By Benjamin Cost
Are the days of rinsing your mouth out with runoff from a chemical plant really over? The recent culmination of the Qingcaosha water project would lead you to believe that’s the case.
This long-awaited 17 billion RMB ($2.67 billion USD) reservoir project, providing water from the Yangtze river rather than the Huangpu, reportedly promises Shanghai residents access to purer, more potable drinking water.
Since October of this year, the 70-square-kilometer reservoir has been pumping 7.19 million cubic meters of water on a daily basis into the homes of approximately ten million people, little over a third of Shanghai’s population. By 2012, the 438 million cubic meter storage tank is projected to supply 70% of the city.
Purity pledge may not hold water
Though we’d like to think that all that H20 is as clean as Tibetan plateau glacier runoff, the water, located flush on the mouth of the Yangtze River, may unfortunately harbor more impurities than the scenic setting might suggest.
Experts state that while Qingcaosha water conforms to the Class Two National Potability Threshold, it contains unacceptable levels of nitrogen and phosphorus, elements known for spawning algae which can severely contaminate water supplies:
If these two elements [nitrogen and phosphorus] were taken into consideration, the water quality from Qingcaosha would fall to a class five level, the lowest possible score according to the environmental quality for surface water standards published by the Ministry of Environmental Protection and the General Administration of Quality Supervision in 2002.
Up to this point, water analysts were not required to factor in amounts of nitrogen and phosphorus (which measure 1.40 milligram per liter and 0.08 milligram per liter respectively, or at the class four standard for Qingcaosha water).

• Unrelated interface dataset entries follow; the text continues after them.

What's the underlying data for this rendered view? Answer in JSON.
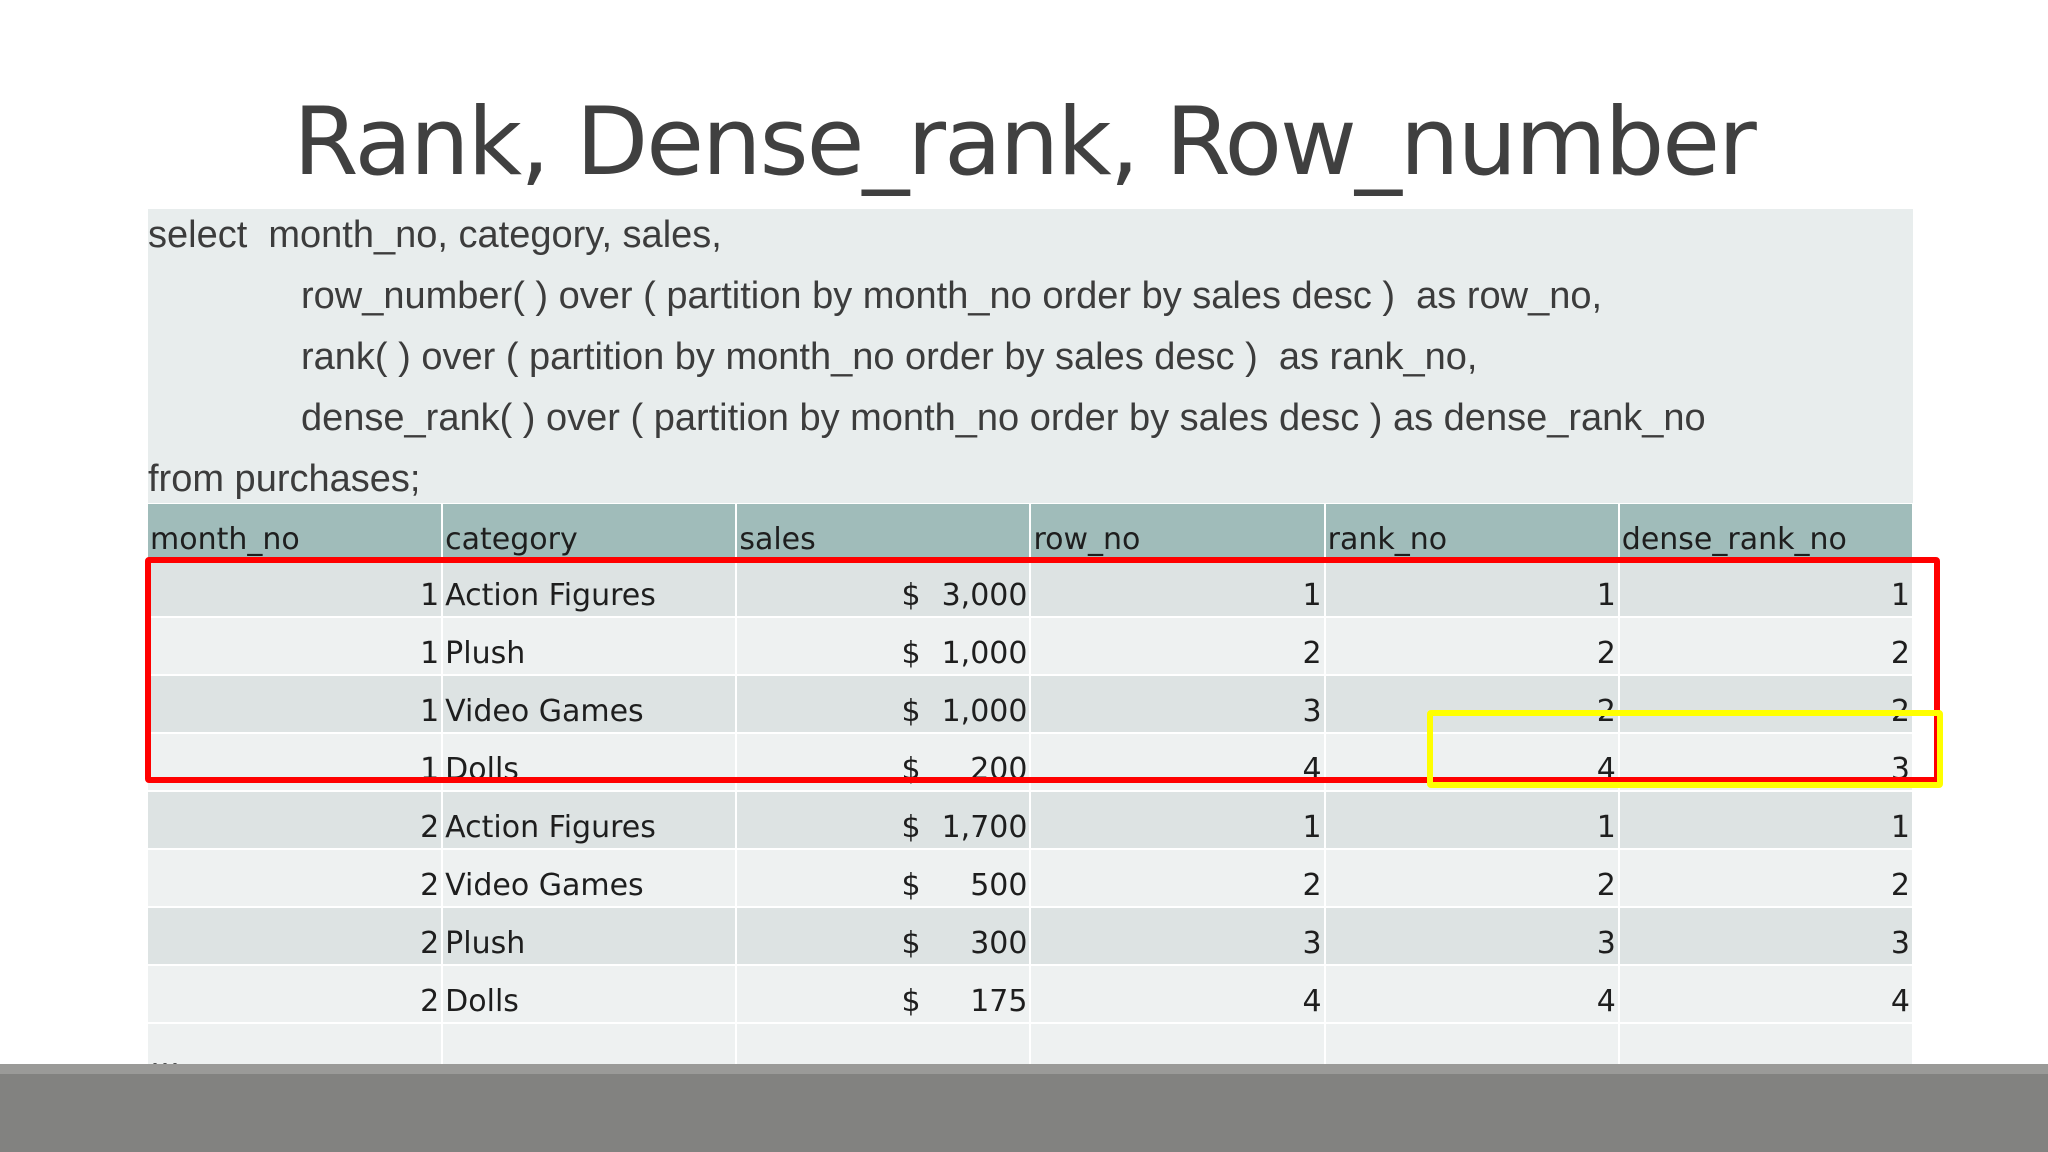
{
  "title": "Rank, Dense_rank, Row_number",
  "sql": {
    "lines": [
      "select  month_no, category, sales,",
      "row_number( ) over ( partition by month_no order by sales desc )  as row_no,",
      "rank( ) over ( partition by month_no order by sales desc )  as rank_no,",
      "dense_rank( ) over ( partition by month_no order by sales desc ) as dense_rank_no",
      "from purchases;"
    ]
  },
  "table": {
    "headers": [
      "month_no",
      "category",
      "sales",
      "row_no",
      "rank_no",
      "dense_rank_no"
    ],
    "rows": [
      {
        "month_no": "1",
        "category": "Action Figures",
        "currency": "$",
        "sales": "3,000",
        "row_no": "1",
        "rank_no": "1",
        "dense_rank_no": "1"
      },
      {
        "month_no": "1",
        "category": "Plush",
        "currency": "$",
        "sales": "1,000",
        "row_no": "2",
        "rank_no": "2",
        "dense_rank_no": "2"
      },
      {
        "month_no": "1",
        "category": "Video Games",
        "currency": "$",
        "sales": "1,000",
        "row_no": "3",
        "rank_no": "2",
        "dense_rank_no": "2"
      },
      {
        "month_no": "1",
        "category": "Dolls",
        "currency": "$",
        "sales": "200",
        "row_no": "4",
        "rank_no": "4",
        "dense_rank_no": "3"
      },
      {
        "month_no": "2",
        "category": "Action Figures",
        "currency": "$",
        "sales": "1,700",
        "row_no": "1",
        "rank_no": "1",
        "dense_rank_no": "1"
      },
      {
        "month_no": "2",
        "category": "Video Games",
        "currency": "$",
        "sales": "500",
        "row_no": "2",
        "rank_no": "2",
        "dense_rank_no": "2"
      },
      {
        "month_no": "2",
        "category": "Plush",
        "currency": "$",
        "sales": "300",
        "row_no": "3",
        "rank_no": "3",
        "dense_rank_no": "3"
      },
      {
        "month_no": "2",
        "category": "Dolls",
        "currency": "$",
        "sales": "175",
        "row_no": "4",
        "rank_no": "4",
        "dense_rank_no": "4"
      }
    ],
    "ellipsis": "…"
  },
  "highlights": {
    "red_color": "#ff0000",
    "yellow_color": "#ffff00"
  }
}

But beyond simple negligence and lack of thoroughness, the increasingly prevalent and slippery practice of consciously ignoring impurities to fulfill China’s purity standards may be to blame (a phenomenon which rings similar to issues of transparency on the air pollution front).
Overall, the purity predicament may not be as dire as when Shanghai’s water supplier was the Huangpu River (think dead bodies and Swamp Thing-level pollution). It’s a shame that the veritable Yangzte River-like flood of cash poured into the Qingcaosha project, combined with the four plus years it took to construct the monumental reservoir, succumbs to the pattern of shortcuts and negligence that now seem intrinsic to so many of Shanghai’s institutions, including building oversight and food, to name but two.
Read more about water on Shanghaiist here.